What is the intent of our science curriculum?
Our ambitious, knowledge-rich curriculum has been sequenced to equip our pupils with the knowledge and skills to ensure they are happy, healthy global citizens, ready to take their place in modern Britain. The broad and balanced curriculum is creative, coherent and inclusive and, together with our Christian values, enables the pupils to be self-motivated, independent learners.
At John Keble, we desire to give every pupil to develop scientific knowledge and conceptual understanding through the specific disciplines of biology, chemistry and physics. They will develop understanding of the nature, processes and methods of science through different types of science enquiries that help them to answer scientific questions about the world around them. Finally, pupils will be equipped with the scientific knowledge required to understand the uses and implications of science, today and for the future.
How do we implement our science curriculum at John Keble?
When do we teach scientific enquiry skills at John Keble school?
What is the impact of our science curriculum?
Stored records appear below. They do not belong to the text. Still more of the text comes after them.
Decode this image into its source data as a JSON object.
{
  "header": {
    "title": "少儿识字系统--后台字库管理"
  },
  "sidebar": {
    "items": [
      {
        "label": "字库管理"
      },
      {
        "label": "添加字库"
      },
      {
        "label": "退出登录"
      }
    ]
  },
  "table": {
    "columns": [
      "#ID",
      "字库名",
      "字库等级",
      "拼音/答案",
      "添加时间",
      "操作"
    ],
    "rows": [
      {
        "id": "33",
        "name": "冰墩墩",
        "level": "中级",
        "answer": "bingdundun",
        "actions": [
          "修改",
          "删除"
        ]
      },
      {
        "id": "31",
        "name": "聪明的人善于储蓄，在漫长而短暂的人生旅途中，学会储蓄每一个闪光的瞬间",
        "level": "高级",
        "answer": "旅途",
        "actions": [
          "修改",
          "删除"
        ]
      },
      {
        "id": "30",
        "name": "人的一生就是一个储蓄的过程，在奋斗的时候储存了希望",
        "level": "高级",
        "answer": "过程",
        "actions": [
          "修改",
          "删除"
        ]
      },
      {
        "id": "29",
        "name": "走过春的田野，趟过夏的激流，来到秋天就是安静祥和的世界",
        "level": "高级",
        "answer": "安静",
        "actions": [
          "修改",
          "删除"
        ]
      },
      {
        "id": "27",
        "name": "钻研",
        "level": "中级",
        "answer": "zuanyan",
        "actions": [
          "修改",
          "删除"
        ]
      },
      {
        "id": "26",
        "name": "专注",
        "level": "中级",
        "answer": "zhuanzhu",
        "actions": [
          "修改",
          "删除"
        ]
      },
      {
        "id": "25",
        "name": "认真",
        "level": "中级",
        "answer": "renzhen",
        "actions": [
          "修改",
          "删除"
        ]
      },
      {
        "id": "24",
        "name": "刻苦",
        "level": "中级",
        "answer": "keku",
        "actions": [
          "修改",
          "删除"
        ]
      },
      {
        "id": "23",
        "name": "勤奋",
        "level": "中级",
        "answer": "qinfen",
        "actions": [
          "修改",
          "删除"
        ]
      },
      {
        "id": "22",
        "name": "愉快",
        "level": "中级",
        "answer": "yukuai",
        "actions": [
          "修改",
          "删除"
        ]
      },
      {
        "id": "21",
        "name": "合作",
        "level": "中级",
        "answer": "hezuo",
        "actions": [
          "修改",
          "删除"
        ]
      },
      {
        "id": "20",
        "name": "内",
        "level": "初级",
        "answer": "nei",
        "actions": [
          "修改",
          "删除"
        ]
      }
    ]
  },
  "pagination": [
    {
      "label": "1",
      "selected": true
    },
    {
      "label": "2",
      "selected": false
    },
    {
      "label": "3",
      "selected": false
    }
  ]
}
The units in the science curriculum are grouped by key stage, with a suggested route organised within year groups. The substantive knowledge (i.e. the science content) will be taught in units, and the disciplinary knowledge (i.e. working scientifically) is taught in context. Hierarchical elements of working scientifically are reflected in the units and built up accordingly. Each unit is rich in vocabulary and working scientifically is woven into most lessons. The curriculum is designed to be able to support all pupils. The units are pitched so that pupils with different starting points can access them. Pupils need to have a large amount of subject knowledge stored in their long-term memory in order to become competent at any subject, and this is especially true of science, where application is often an application of knowledge. For this reason, these lessons are designed to teach science in a clear and deliberate fashion, emphasising secure content knowledge before moving on to tasks. In this approach, the teacher is the subject expert and the emphasis is on instruction and explanation, followed by deliberate practice supported by modelling, guided practice and scaffolding. Models and analogies will be used where appropriate to allow pupils to visualise or contextualise abstract ideas. At the end of each unit, pupils will be given an end of unit task. This will be an opportunity for the pupils to showcase their learning and what they have understood in a task. Class teachers will be able to use it as a tool to assess the pupils. For a more in depth look at our Science Curriculum, download the link.